Start of Data records
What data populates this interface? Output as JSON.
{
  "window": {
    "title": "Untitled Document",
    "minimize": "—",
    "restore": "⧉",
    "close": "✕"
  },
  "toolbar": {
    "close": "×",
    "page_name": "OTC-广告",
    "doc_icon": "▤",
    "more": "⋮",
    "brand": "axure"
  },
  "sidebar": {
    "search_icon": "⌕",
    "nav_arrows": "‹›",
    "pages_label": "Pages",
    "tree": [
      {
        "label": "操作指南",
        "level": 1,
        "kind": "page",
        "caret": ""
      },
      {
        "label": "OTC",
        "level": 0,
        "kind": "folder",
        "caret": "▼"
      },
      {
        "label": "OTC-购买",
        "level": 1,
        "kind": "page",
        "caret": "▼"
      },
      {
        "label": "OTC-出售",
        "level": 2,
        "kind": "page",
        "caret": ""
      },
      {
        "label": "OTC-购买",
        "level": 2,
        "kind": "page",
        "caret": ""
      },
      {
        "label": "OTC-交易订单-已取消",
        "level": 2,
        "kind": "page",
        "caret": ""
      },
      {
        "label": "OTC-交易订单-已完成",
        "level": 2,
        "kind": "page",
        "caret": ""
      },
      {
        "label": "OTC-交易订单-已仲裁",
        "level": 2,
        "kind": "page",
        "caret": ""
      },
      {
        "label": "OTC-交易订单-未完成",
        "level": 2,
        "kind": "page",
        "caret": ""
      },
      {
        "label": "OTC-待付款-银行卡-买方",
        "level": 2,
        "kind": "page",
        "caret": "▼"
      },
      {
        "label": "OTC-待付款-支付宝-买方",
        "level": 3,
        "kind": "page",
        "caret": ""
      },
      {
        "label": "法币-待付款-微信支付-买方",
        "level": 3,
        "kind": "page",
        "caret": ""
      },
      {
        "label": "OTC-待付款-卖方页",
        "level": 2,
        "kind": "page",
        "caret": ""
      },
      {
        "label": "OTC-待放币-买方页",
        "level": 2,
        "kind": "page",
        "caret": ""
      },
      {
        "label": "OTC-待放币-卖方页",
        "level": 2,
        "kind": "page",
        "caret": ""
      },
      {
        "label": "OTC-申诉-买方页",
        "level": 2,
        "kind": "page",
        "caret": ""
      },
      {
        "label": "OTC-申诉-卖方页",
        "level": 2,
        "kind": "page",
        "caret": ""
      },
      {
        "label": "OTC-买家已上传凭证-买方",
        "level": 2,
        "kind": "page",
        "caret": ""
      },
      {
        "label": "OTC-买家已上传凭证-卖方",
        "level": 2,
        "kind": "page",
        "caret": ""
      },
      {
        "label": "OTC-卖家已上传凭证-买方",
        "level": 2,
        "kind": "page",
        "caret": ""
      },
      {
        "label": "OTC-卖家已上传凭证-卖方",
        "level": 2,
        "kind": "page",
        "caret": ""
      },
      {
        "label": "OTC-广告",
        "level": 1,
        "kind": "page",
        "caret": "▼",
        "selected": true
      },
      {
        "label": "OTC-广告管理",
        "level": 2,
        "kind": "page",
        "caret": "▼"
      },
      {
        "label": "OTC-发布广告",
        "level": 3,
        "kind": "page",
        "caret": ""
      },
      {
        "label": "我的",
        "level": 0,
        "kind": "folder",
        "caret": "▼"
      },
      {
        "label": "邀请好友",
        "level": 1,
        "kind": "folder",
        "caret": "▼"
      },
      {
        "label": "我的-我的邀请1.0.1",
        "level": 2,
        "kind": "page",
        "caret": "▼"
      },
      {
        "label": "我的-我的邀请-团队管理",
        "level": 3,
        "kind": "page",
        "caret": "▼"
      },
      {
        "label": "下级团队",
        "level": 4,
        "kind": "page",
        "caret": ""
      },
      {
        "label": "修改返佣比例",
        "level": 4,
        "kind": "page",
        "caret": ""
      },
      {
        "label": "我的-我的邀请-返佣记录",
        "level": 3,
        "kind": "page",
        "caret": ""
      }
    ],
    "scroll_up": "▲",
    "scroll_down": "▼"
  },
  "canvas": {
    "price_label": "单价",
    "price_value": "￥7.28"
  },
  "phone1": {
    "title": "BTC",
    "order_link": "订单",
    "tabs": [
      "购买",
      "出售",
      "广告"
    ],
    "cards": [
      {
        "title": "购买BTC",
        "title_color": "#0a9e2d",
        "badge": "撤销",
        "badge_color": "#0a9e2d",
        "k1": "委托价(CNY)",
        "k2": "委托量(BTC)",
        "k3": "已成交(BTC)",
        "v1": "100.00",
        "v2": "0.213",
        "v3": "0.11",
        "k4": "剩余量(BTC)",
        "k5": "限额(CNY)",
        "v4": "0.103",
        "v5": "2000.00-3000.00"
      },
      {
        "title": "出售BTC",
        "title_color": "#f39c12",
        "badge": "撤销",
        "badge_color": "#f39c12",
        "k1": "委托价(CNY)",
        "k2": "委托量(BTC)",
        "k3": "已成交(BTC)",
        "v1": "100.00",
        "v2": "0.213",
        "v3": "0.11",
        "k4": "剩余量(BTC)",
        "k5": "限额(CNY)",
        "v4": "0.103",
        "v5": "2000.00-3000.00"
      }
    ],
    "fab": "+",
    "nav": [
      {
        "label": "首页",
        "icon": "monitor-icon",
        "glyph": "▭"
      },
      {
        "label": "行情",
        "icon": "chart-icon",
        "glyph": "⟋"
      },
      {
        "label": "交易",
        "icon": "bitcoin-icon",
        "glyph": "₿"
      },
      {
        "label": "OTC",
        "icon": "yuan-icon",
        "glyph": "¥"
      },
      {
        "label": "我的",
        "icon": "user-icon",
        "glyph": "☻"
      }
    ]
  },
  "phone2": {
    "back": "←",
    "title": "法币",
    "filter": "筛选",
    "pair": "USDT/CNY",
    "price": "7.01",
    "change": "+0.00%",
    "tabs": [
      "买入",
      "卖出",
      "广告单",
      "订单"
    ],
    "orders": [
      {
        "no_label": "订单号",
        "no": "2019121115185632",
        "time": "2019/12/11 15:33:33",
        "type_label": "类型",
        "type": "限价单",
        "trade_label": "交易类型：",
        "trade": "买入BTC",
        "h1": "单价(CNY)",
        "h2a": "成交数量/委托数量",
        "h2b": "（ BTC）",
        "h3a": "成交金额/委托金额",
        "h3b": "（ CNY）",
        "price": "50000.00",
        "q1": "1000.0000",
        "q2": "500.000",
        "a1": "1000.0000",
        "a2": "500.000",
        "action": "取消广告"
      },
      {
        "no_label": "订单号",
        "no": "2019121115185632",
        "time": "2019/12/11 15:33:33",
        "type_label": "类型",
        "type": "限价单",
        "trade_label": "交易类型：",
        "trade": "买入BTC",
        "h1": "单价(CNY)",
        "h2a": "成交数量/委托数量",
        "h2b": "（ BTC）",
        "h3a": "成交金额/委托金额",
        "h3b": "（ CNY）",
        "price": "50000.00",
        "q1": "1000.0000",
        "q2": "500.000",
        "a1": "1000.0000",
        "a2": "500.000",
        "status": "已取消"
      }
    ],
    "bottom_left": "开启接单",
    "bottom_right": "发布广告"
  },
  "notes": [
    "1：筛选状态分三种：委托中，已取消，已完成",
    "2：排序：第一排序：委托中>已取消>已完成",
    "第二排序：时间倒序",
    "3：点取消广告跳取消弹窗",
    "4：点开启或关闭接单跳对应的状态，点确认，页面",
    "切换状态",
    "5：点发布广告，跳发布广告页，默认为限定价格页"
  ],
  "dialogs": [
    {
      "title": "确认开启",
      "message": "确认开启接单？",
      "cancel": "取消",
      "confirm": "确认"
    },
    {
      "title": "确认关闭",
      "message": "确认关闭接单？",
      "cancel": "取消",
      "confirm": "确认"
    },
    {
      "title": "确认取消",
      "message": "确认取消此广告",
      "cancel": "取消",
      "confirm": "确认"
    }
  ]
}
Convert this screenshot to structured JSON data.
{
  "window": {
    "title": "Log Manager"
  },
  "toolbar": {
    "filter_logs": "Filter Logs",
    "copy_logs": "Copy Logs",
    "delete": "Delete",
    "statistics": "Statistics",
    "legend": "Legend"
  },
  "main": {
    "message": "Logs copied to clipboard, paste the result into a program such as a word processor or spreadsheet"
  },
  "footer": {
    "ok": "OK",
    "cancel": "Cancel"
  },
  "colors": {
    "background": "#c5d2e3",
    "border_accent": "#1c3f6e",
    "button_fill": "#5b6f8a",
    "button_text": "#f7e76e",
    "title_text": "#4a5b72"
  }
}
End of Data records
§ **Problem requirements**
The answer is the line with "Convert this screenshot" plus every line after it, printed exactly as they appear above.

§ **Reply**
Convert this screenshot to structured JSON data.
{
  "window": {
    "title": "Log Manager"
  },
  "toolbar": {
    "filter_logs": "Filter Logs",
    "copy_logs": "Copy Logs",
    "delete": "Delete",
    "statistics": "Statistics",
    "legend": "Legend"
  },
  "main": {
    "message": "Logs copied to clipboard, paste the result into a program such as a word processor or spreadsheet"
  },
  "footer": {
    "ok": "OK",
    "cancel": "Cancel"
  },
  "colors": {
    "background": "#c5d2e3",
    "border_accent": "#1c3f6e",
    "button_fill": "#5b6f8a",
    "button_text": "#f7e76e",
    "title_text": "#4a5b72"
  }
}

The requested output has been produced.